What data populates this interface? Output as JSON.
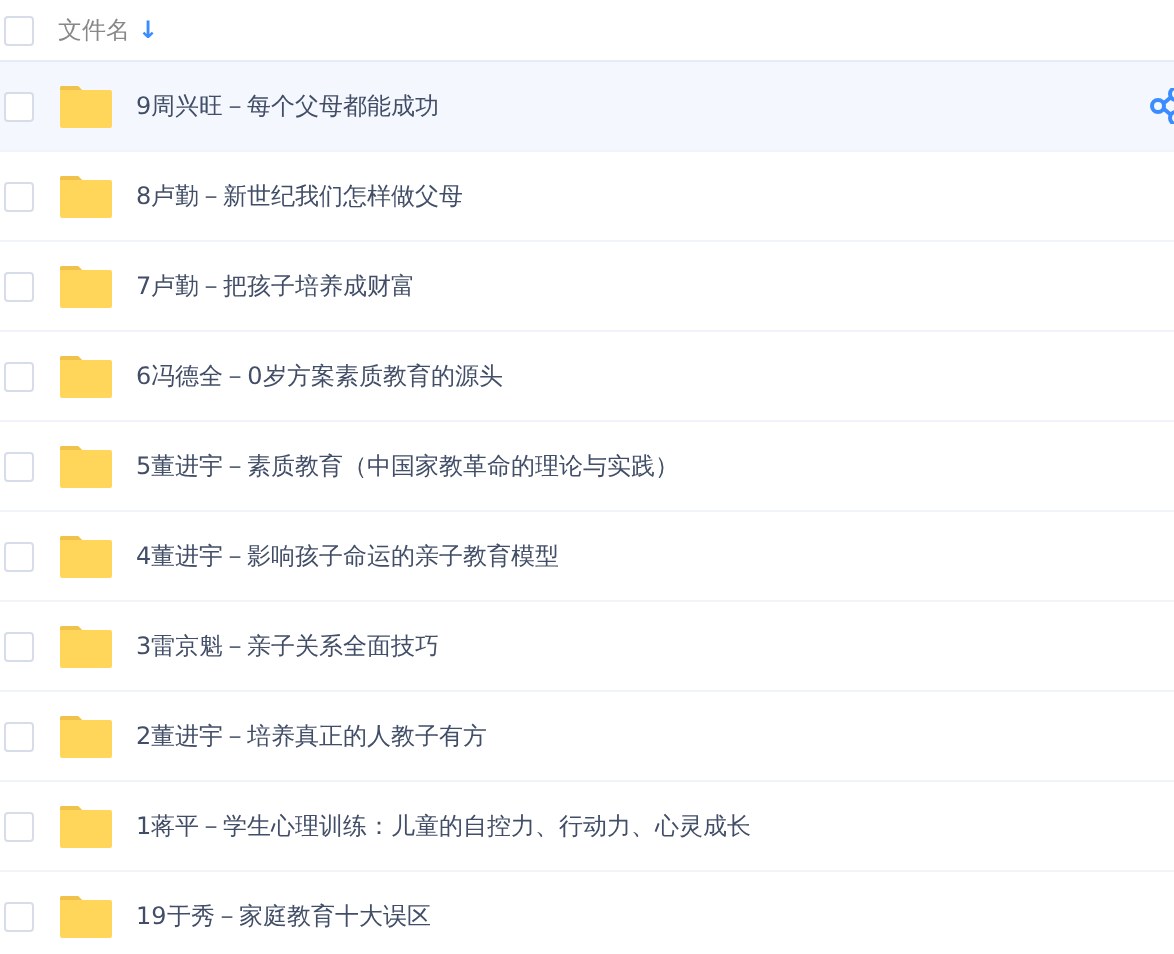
{
  "header": {
    "checked": false,
    "column_label": "文件名",
    "sort_arrow": "↓"
  },
  "rows": [
    {
      "name": "9周兴旺－每个父母都能成功",
      "checked": false,
      "highlighted": true
    },
    {
      "name": "8卢勤－新世纪我们怎样做父母",
      "checked": false,
      "highlighted": false
    },
    {
      "name": "7卢勤－把孩子培养成财富",
      "checked": false,
      "highlighted": false
    },
    {
      "name": "6冯德全－0岁方案素质教育的源头",
      "checked": false,
      "highlighted": false
    },
    {
      "name": "5董进宇－素质教育（中国家教革命的理论与实践）",
      "checked": false,
      "highlighted": false
    },
    {
      "name": "4董进宇－影响孩子命运的亲子教育模型",
      "checked": false,
      "highlighted": false
    },
    {
      "name": "3雷京魁－亲子关系全面技巧",
      "checked": false,
      "highlighted": false
    },
    {
      "name": "2董进宇－培养真正的人教子有方",
      "checked": false,
      "highlighted": false
    },
    {
      "name": "1蒋平－学生心理训练：儿童的自控力、行动力、心灵成长",
      "checked": false,
      "highlighted": false
    },
    {
      "name": "19于秀－家庭教育十大误区",
      "checked": false,
      "highlighted": false
    }
  ]
}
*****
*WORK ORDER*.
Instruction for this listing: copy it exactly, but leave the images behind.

*YOUR RESPONSE*.
What data populates this interface? Output as JSON.
{
  "header": {
    "checked": false,
    "column_label": "文件名",
    "sort_arrow": "↓"
  },
  "rows": [
    {
      "name": "9周兴旺－每个父母都能成功",
      "checked": false,
      "highlighted": true
    },
    {
      "name": "8卢勤－新世纪我们怎样做父母",
      "checked": false,
      "highlighted": false
    },
    {
      "name": "7卢勤－把孩子培养成财富",
      "checked": false,
      "highlighted": false
    },
    {
      "name": "6冯德全－0岁方案素质教育的源头",
      "checked": false,
      "highlighted": false
    },
    {
      "name": "5董进宇－素质教育（中国家教革命的理论与实践）",
      "checked": false,
      "highlighted": false
    },
    {
      "name": "4董进宇－影响孩子命运的亲子教育模型",
      "checked": false,
      "highlighted": false
    },
    {
      "name": "3雷京魁－亲子关系全面技巧",
      "checked": false,
      "highlighted": false
    },
    {
      "name": "2董进宇－培养真正的人教子有方",
      "checked": false,
      "highlighted": false
    },
    {
      "name": "1蒋平－学生心理训练：儿童的自控力、行动力、心灵成长",
      "checked": false,
      "highlighted": false
    },
    {
      "name": "19于秀－家庭教育十大误区",
      "checked": false,
      "highlighted": false
    }
  ]
}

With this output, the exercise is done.